The biggest culprit? The Committee on Government Reform, where 80 percent of referred bills die without ever being heard.
Some on council fear the latest casualty could be legislation proposing a three-year moratorium on natural gas drilling under county parks, pitched by Councilwoman Barbara Daly Danko in September but still stuck in committee two months later.
"I have had at least one council member say to me, 'You know, that bill was sent to the committee to die,' " said Ms. Danko, D-Regent Square. "To not even take up the discussion is disrespectful to those citizens. And I think it's disrespectful to the kind of check and balance that's supposed to exist under our home rule charter."
Here's how it's supposed to work: After a council member introduces a bill, the council president assigns a committee to examine it. It is then the committee chairperson's responsibility to schedule a discussion of the proposal, which is then sent on to the full council for a final vote.
Council President Charles Martoni has diligently performed his duties as council's leader, routing his colleagues' proposals to be heard in committee. But he has been more lax as chairman of the government reform committee, holding off on scheduling a hearing in nearly six months despite a pile of bills that just keeps growing.
Indeed, the committee has become so synonymous with stalling that Ms. Danko suspects her bill's burial could be politically motivated on the part of county Executive Rich Fitzgerald, who opposes it.
"Dr. Martoni and I have not had that discussion. I would like to think he's better than that," she said.
Mr. Martoni has denied any political pressure and says he's simply waiting to schedule a meeting until he's learned enough about gas drilling. Although he'll freely admit most the bills he gets on the committee "are kind of silly things," he believes Ms. Danko's drilling moratorium is worth discussion.

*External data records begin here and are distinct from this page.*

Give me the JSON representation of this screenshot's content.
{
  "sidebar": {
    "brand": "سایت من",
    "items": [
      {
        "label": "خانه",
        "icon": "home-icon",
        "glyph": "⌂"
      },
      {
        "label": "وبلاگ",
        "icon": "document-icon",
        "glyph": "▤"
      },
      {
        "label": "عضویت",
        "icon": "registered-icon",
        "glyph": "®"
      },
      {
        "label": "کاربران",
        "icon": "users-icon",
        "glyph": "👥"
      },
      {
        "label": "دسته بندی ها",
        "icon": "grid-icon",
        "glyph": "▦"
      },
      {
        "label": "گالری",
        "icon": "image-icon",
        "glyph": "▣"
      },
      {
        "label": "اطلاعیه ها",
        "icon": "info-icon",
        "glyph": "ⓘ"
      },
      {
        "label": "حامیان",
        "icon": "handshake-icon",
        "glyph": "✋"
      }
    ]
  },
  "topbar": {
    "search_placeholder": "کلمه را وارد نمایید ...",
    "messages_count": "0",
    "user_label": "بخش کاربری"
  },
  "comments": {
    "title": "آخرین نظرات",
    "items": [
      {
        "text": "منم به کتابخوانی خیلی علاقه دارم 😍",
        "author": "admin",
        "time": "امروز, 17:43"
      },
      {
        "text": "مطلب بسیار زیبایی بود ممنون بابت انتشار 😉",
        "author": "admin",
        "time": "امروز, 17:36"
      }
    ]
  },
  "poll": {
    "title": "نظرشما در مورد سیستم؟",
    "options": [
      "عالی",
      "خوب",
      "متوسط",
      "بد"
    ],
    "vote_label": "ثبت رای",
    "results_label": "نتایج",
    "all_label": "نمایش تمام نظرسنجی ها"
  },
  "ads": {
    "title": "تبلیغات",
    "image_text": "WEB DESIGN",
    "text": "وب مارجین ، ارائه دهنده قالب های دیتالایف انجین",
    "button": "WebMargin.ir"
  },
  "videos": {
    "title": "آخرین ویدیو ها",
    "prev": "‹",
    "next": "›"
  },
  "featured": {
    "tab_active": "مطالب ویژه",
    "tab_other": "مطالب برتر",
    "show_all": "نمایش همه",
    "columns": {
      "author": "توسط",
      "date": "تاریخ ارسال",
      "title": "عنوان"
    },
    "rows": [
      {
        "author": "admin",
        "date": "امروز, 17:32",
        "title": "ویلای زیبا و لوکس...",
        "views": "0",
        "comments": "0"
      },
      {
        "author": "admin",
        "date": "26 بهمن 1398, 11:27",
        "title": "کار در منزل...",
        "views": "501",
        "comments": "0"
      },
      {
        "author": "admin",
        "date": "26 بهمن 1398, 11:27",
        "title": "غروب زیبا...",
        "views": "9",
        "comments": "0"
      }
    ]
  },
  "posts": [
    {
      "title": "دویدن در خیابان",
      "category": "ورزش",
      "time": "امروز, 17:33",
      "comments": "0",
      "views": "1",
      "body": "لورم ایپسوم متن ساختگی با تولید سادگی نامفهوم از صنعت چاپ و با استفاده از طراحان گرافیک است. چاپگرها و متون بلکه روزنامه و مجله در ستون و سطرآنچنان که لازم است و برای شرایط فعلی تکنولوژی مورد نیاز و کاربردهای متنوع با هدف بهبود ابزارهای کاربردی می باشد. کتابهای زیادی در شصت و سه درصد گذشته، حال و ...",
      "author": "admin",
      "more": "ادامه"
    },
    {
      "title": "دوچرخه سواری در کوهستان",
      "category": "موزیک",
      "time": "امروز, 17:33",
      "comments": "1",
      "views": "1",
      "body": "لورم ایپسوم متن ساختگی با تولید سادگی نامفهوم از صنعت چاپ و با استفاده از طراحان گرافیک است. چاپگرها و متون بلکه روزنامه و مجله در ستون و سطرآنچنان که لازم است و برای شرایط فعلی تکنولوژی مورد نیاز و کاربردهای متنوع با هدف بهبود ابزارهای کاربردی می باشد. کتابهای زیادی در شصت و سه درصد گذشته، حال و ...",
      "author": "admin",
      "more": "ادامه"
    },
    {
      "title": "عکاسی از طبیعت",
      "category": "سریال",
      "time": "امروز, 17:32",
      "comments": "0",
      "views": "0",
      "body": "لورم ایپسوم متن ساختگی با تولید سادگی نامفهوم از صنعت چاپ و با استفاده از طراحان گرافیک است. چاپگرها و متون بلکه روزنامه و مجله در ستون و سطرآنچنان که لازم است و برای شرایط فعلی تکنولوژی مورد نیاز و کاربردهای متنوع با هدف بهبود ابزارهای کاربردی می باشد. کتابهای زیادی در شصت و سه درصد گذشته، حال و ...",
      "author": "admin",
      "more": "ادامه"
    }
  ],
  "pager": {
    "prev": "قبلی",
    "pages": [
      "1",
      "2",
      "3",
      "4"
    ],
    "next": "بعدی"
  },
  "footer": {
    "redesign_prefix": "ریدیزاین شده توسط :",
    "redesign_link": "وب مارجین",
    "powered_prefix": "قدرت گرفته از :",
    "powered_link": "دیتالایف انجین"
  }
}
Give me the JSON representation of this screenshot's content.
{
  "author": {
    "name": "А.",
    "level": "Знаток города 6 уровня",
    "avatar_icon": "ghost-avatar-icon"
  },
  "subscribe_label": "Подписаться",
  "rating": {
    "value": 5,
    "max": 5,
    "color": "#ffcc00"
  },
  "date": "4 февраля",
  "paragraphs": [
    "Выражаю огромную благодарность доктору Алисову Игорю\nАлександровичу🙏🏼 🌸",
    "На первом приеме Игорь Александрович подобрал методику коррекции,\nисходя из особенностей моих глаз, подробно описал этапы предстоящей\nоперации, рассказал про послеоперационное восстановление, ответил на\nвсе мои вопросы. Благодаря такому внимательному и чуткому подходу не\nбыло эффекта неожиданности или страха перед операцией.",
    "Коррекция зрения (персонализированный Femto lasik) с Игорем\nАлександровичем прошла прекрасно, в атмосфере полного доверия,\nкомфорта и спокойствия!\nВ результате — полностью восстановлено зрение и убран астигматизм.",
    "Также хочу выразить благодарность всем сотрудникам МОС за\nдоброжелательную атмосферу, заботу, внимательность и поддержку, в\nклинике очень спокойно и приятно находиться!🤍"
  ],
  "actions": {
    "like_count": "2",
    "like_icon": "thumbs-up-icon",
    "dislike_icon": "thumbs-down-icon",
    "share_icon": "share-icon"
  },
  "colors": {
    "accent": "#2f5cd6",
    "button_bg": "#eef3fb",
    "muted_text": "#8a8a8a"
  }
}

Just not right now.
All this may be a moot point. The county code requires council to vote on all ordinances and resolutions "within 90 days of submittal," regardless of whether they've made their way out of committee. But this provision has no teeth, and with 10 bills languishing in committee despite having broken the three-month mark earlier this year, it has been frequently ignored.
Council veterans say members have to stand up for their own legislation.
That is exactly what Ms. Danko plans to do. Such a parliamentary move would require support from majority of council, a tough pull -- but one she would need to make anyway to get her moratorium passed.
"I don't introduce a lot of bills ... I introduce bills that I'm serious about, and I want to see them through the process," she said. "I realize [the moratorium] was controversial, but that doesn't mean we shouldn't talk about it."
Andrew McGill: email@example.com or 412-263-1497.